polling agents wanted to know when we were going to pay them. I explained
that they would be paid as soon as the money arrives from Harare. They were
satisfied and work continued as usual. “As for the war veterans, they had
problems with the rural district council which we are looking into. I need to
go through the allegations being levelled against the council before I can
comment.” Saruchera denied the offices were temporarily closed and downplayed
the event, saying the incident was a minor misunderstanding.
month, a group of youths besieged the party’s offices in Mutare and later
went to those of Oppah Muchinguri, the governor of Manicaland, demanding
payment for attending President Mugabe’s re-election
Bulawayo’s Sauerstown, Rowena and Kenilworth low-density suburbs are
complaining about increased cases of burglary and theft in their areas since
Zanu PF established a youth brigade camp at the Jessie Lovemore School in
Sauerstown early this year.
The chairman of the residents’
association of the three suburbs, Amen Mpofu, told The Daily News in Bulawayo
that between 15 and 25 March, about 16 houses were broken into and a large
quantity of property, including television sets, was stolen. “Why are the
youths still at that place where boys and girls live together under extremely
immoral conditions?” asked Mpofu. He added: “What is going on there is
pathetic; it is worse than Sodom and Gomorrah.” He said the residents, as
parents themselves, were deeply worried about the health and future of the
youths housed at the base. Asked whether the residents had ever asked the
youths why they did not return to their respective homes, Mpofu said the
youths had said they are awaiting payment which they were promised by Zanu
PF. He said the group was not violent, but the residents were wondering why
the camp was still being maintained weeks after the presidential
Mpofu said that residents would discuss the whole matter at a
meeting, to be attended by the police, at Hugh Beadle Primary School in
Kenilworth last Sunday. “It’s not morally proper to keep boys and girls
together in a confined place. “Why do those responsible for that place not
separate the girls from the boys, and accommodate them at the Sauerstown
Police Station, for instance?” Mpofu asked.
Villagers from Chief Mugabe’s area in Masvingo have vowed to
remain on Muzero Farm owned by the Reformed Church in Zimbabwe (RCZ), despite
a government eviction order to pave way for the construction of the
Great Zimbabwe University.
The villagers argue that the farm
belongs to their ancestors. The RCZ has proposed to build the university on
the 673-hectare farm but villagers who moved onto the property at the height
of farm invasions are refusing to leave.
The villagers argue that they
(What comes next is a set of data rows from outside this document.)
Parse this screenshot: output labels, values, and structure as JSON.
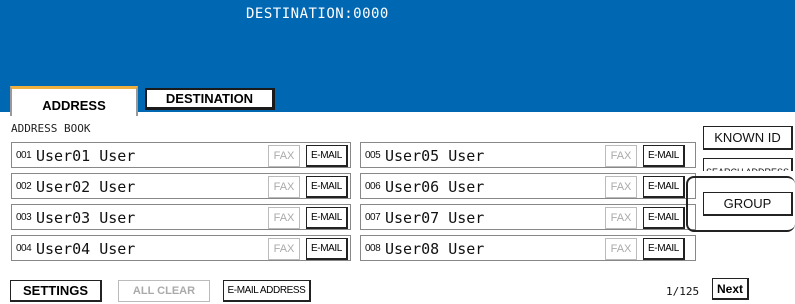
{
  "header": {
    "destination_text": "DESTINATION:0000"
  },
  "tabs": [
    {
      "label": "ADDRESS",
      "active": true
    },
    {
      "label": "DESTINATION",
      "active": false
    }
  ],
  "address_book_label": "ADDRESS BOOK",
  "entries": [
    {
      "number": "001",
      "name": "User01 User",
      "fax_label": "FAX",
      "email_label": "E-MAIL"
    },
    {
      "number": "002",
      "name": "User02 User",
      "fax_label": "FAX",
      "email_label": "E-MAIL"
    },
    {
      "number": "003",
      "name": "User03 User",
      "fax_label": "FAX",
      "email_label": "E-MAIL"
    },
    {
      "number": "004",
      "name": "User04 User",
      "fax_label": "FAX",
      "email_label": "E-MAIL"
    },
    {
      "number": "005",
      "name": "User05 User",
      "fax_label": "FAX",
      "email_label": "E-MAIL"
    },
    {
      "number": "006",
      "name": "User06 User",
      "fax_label": "FAX",
      "email_label": "E-MAIL"
    },
    {
      "number": "007",
      "name": "User07 User",
      "fax_label": "FAX",
      "email_label": "E-MAIL"
    },
    {
      "number": "008",
      "name": "User08 User",
      "fax_label": "FAX",
      "email_label": "E-MAIL"
    }
  ],
  "side_buttons": {
    "known_id": "KNOWN ID",
    "search_address": "SEARCH ADDRESS",
    "group": "GROUP"
  },
  "bottom": {
    "settings": "SETTINGS",
    "all_clear": "ALL CLEAR",
    "email_address": "E-MAIL ADDRESS",
    "page_indicator": "1/125",
    "next": "Next"
  },
  "colors": {
    "header_blue": "#0067b3",
    "tab_accent": "#f0b040",
    "disabled_text": "#aaaaaa"
  }
}
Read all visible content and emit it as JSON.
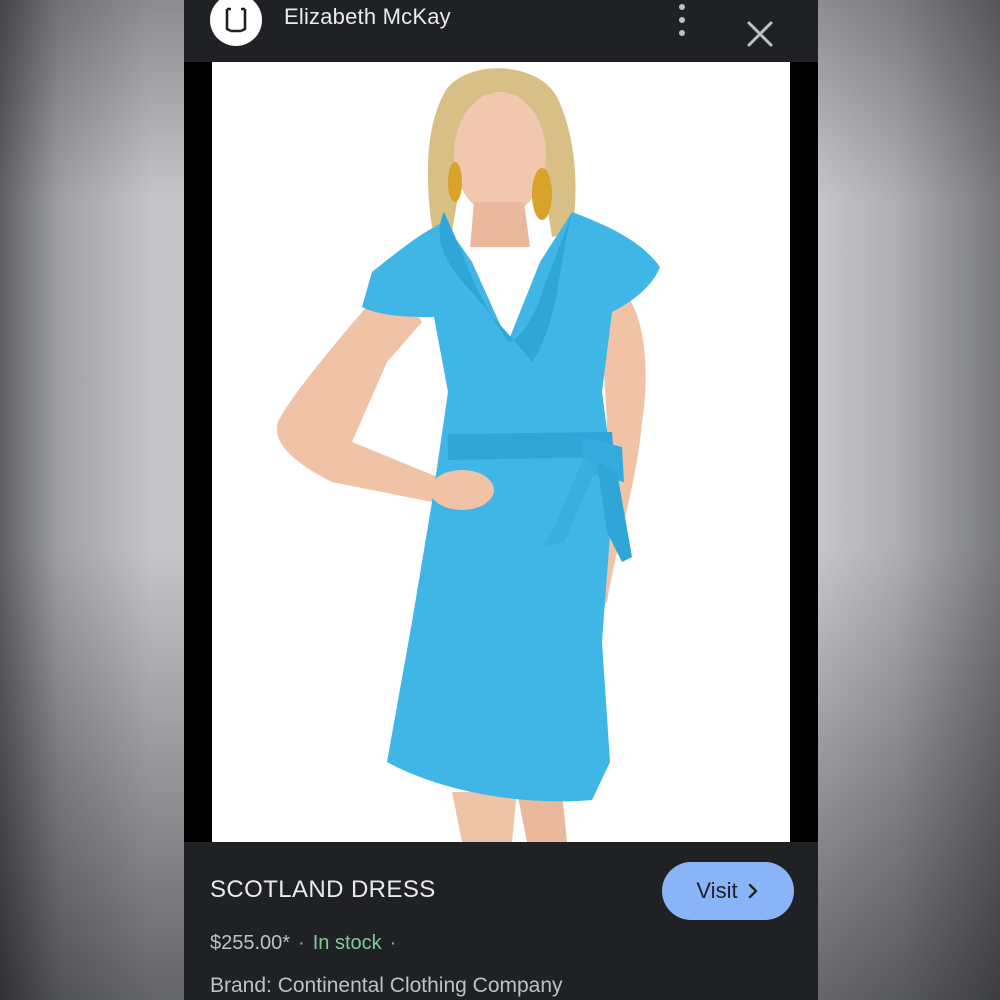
{
  "header": {
    "site_name": "Elizabeth McKay",
    "logo_icon": "brand-logo-icon",
    "more_icon": "more-vert-icon",
    "close_icon": "close-icon"
  },
  "image": {
    "subject": "product-photo"
  },
  "product": {
    "title": "SCOTLAND DRESS",
    "price": "$255.00*",
    "separator": "·",
    "stock": "In stock",
    "trailing_separator": "·",
    "brand": "Brand: Continental Clothing Company"
  },
  "actions": {
    "visit_label": "Visit",
    "visit_icon": "chevron-right-icon"
  },
  "colors": {
    "panel_bg": "#202124",
    "visit_bg": "#8ab4f8",
    "stock_green": "#81c995",
    "dress_blue": "#3fb6e6"
  }
}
are the custodians of the Great Zimbabwe national monument and, therefore,
cannot leave the area. The farm is located a short distance from the
One of the villagers said: “Our ancestors lived in this area
and there is no way that we can be evicted. We have sacred places here and we
are also custodians of the monuments.” RCZ secretary-general Austin Mandebvu
on Wednesday confirmed the standoff with the villagers over their
Said Mandebvu: “It is only that some villagers have failed to
understand the position. This farm originally belonged to the church and some
time ago we surrendered it to the government.
“We later got the farm
back after we successfully applied to government that we needed the property
for the construction of the university. It is our hope that a long lasting
solution will be found.”
On Tuesday, Masvingo governor Josaya Hungwe held
a meeting with the villagers and advised them that they were going to be
evicted to pave way for construction of the university.